TO DO: All lines in the entries below that hold "Nieuwe" make up the answer.

LISTED RECORDS:
»»
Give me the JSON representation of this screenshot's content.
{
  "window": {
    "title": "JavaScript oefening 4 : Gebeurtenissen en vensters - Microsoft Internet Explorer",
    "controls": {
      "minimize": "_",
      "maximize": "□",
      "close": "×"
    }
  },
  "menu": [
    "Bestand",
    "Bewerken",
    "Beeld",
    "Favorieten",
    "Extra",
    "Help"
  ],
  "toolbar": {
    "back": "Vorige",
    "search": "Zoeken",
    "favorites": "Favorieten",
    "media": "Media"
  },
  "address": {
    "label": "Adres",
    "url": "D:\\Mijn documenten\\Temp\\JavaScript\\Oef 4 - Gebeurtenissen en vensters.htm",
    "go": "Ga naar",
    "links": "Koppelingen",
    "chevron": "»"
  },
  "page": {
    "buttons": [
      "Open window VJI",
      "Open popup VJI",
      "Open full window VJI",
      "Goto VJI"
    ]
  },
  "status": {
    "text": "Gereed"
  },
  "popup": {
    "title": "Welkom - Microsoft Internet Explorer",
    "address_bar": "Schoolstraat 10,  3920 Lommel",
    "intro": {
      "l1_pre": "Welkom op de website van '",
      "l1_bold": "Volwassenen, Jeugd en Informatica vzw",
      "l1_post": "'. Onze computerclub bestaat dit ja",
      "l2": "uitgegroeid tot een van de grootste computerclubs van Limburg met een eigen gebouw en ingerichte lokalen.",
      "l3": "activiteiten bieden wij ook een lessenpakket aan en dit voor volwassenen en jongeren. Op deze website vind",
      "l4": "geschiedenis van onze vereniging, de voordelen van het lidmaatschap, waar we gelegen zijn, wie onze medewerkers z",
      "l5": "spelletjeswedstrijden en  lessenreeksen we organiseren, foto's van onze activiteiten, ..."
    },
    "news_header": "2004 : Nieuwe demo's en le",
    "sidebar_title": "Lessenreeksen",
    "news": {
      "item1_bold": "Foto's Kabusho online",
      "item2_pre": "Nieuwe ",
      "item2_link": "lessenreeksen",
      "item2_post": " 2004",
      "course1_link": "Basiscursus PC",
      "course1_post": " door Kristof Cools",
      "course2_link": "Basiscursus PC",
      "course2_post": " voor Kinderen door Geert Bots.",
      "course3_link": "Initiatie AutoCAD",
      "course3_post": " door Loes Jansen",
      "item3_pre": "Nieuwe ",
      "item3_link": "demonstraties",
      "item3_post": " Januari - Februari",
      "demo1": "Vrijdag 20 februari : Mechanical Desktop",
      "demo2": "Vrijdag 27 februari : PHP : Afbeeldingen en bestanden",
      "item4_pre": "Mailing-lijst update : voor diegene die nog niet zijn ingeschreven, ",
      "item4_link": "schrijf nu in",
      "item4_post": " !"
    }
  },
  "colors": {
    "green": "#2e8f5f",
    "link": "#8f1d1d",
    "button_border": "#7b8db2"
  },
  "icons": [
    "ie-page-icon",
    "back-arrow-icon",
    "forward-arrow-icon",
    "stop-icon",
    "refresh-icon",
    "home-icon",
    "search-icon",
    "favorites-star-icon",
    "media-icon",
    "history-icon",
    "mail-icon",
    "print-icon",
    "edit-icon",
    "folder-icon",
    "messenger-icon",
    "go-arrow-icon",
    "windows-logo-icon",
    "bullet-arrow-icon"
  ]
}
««
RESULT OF THE EXERCISE:
    "news_header": "2004 : Nieuwe demo's en le",
      "item2_pre": "Nieuwe ",
      "item3_pre": "Nieuwe ",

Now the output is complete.